Panther, St Albans, 1975
The blurb on the back:
Based on the hard-hitting film starring SLADE this story takes a savage look behind the scenes at the pop business. The music will never sound quite the same again.
In 1974 Slade seemed still to be the biggest rock band in the country. They'd started the year at the top of the singles charts with 'Merry Xmas Everybody', their sixth #1, and a greatest hits compilation, Sladest, heading for the top of the albums charts. With all the big hits co-written by band members Noddy Holder and Jim Lea, and with an impressive melodic gift accompanied by classic songwriting, they were the new Beatles. And so they decided to make a movie.
The resulting film, Slade in Flame, turned out surprisingly well. The story was the standard cliché of a band - here named Flame - fighting to make it in the pop industry, and the members of Slade were, as is traditional, cast as rock musicians. They acquitted themselves quite well, though only Noddy came close to revealing any natural screen presence. (His analysis of the others was that: 'Jimmy took it seriously; Don's very witty; Dave doesn't come out of it too well.') The real problem was not the film, nor the soundtrack, but the fact that by the time the thing was released, the bubble had burst.
1975 saw a complete withdrawal of popular support for the heroes of glam, and Slade were amongst those who got swept away in the tide of indifference. Turned out they weren't the new Beatles after all, they were just the old Oasis.
Because of that, the film effectively got lost, but it's worth searching out if you like 1970s rock (in a non-kitsch way). It was issued on video by Eagle Rock Entertainment in 2000. And the book's not bad either. Written by John Pidgeon (later to give us Rod Stewart and the Changing Faces, one of the better rock biographies in the 1970s) from a script by Andrew Birkin, it's efficient if uninspired. It's got eight pages of photos, as well. This isn't one of them:
Flame in concert

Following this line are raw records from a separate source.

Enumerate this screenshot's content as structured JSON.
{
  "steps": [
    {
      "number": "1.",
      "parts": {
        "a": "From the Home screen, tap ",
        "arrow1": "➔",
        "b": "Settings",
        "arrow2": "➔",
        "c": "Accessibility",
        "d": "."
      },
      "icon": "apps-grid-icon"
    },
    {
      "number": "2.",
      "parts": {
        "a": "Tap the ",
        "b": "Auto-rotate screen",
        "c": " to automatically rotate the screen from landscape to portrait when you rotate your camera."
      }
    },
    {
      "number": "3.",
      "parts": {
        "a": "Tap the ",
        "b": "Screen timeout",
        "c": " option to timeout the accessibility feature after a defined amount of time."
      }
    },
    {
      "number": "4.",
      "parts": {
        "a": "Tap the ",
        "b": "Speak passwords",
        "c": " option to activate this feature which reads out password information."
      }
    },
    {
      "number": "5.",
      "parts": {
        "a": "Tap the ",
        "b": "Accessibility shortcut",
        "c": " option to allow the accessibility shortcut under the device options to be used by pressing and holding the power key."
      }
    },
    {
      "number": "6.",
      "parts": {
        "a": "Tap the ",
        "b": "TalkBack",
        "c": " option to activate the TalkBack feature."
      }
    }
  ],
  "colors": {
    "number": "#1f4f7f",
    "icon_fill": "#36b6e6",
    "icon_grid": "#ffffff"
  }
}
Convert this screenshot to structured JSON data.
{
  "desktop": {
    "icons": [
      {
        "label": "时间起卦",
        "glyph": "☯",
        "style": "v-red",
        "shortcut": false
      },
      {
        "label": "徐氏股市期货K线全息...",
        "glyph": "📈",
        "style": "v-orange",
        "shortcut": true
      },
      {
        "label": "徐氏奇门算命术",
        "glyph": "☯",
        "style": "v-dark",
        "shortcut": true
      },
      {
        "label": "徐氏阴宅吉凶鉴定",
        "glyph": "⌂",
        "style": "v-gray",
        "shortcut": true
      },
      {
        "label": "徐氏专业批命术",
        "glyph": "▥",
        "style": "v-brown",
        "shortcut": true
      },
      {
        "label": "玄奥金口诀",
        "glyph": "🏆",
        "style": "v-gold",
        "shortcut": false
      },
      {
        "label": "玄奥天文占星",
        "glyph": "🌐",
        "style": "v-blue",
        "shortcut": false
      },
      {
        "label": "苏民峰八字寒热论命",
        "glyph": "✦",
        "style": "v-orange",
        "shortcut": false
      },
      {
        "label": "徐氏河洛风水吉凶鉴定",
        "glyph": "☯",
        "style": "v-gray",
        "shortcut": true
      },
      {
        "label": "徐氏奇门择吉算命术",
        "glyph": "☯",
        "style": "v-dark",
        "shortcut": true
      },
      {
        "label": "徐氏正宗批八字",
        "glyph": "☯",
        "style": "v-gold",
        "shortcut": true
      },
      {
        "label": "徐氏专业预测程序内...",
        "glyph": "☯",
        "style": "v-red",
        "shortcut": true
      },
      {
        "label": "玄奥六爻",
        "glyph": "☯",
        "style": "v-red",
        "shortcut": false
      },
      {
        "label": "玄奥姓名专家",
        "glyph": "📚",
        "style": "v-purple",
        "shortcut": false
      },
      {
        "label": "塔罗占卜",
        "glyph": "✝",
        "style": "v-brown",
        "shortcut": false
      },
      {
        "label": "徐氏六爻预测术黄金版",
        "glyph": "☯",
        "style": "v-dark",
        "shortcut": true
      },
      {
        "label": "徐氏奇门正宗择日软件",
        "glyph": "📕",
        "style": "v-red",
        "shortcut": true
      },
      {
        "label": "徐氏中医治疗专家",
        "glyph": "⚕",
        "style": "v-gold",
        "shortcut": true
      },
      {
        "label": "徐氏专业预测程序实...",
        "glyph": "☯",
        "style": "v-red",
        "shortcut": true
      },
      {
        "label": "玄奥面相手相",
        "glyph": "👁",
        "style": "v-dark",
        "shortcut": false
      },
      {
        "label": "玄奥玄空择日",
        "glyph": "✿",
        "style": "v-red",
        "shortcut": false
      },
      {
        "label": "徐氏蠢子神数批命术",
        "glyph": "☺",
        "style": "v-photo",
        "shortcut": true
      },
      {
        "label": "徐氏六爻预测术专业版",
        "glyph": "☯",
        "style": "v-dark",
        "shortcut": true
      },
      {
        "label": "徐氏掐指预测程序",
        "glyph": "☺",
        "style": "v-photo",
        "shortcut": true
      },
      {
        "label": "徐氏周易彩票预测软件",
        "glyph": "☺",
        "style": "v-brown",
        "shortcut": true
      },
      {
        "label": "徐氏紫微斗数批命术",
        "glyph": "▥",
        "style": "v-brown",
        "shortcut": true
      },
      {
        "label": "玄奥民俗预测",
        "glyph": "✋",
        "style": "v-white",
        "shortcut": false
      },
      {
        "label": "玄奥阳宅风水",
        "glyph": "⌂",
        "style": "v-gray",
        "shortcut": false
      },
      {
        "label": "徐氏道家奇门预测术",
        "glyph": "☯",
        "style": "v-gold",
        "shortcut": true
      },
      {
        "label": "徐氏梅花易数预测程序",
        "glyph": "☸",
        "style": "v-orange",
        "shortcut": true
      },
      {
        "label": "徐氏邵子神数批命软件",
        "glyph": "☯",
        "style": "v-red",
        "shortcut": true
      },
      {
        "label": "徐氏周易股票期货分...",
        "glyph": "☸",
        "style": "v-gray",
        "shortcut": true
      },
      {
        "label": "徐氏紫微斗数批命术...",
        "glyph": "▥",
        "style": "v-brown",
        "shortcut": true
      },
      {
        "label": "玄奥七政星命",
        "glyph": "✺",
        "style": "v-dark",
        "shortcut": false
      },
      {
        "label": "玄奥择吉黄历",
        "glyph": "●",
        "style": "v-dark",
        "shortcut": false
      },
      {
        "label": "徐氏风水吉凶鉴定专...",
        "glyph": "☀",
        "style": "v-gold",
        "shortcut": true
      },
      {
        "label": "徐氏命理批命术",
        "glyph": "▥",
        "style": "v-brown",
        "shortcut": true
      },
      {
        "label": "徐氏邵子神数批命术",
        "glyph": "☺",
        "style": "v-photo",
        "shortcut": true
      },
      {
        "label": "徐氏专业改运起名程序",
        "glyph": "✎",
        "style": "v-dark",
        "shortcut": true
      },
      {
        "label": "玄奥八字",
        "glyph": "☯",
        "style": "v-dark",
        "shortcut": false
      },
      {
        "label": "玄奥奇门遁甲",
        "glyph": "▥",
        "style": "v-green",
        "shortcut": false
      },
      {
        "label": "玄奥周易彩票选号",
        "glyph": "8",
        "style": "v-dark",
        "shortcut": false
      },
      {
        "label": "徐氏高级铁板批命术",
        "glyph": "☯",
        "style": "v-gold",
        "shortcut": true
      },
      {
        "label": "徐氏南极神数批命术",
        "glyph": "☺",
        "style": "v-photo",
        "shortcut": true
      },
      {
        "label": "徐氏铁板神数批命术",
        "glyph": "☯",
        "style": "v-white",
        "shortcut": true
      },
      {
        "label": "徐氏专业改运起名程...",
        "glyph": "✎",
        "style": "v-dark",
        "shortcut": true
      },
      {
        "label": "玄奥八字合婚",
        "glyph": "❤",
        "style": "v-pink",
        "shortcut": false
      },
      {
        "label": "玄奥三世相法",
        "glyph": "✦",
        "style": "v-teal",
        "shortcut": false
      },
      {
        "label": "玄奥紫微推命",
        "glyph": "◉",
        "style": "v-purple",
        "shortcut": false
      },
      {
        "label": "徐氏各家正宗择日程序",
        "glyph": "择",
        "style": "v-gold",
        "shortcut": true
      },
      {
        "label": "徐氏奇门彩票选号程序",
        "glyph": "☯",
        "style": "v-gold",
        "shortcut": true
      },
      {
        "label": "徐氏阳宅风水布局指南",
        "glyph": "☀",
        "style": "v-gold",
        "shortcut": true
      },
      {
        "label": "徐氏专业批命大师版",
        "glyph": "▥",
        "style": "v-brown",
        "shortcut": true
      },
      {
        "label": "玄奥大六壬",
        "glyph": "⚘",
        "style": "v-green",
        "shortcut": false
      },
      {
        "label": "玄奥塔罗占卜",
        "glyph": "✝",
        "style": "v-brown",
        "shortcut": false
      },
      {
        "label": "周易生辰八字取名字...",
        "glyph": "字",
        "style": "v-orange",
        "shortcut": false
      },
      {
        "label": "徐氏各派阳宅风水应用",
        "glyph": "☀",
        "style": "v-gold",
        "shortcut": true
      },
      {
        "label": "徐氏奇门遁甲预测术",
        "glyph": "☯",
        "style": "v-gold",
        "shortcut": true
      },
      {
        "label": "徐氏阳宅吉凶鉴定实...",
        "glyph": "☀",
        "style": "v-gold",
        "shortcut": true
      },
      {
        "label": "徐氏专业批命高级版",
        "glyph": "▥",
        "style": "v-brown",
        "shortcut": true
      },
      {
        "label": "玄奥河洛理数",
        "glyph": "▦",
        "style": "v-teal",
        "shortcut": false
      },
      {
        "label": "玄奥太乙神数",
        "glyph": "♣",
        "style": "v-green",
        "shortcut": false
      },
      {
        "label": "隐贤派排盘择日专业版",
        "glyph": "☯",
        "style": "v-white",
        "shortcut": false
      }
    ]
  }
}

ENTERTAINMENT VALUE: 3/5
HIPNESS QUOTIENT: 4/5
and a neat bibliography
(have a look around, there's some great sheet music as well)
from the author of...
rock & roll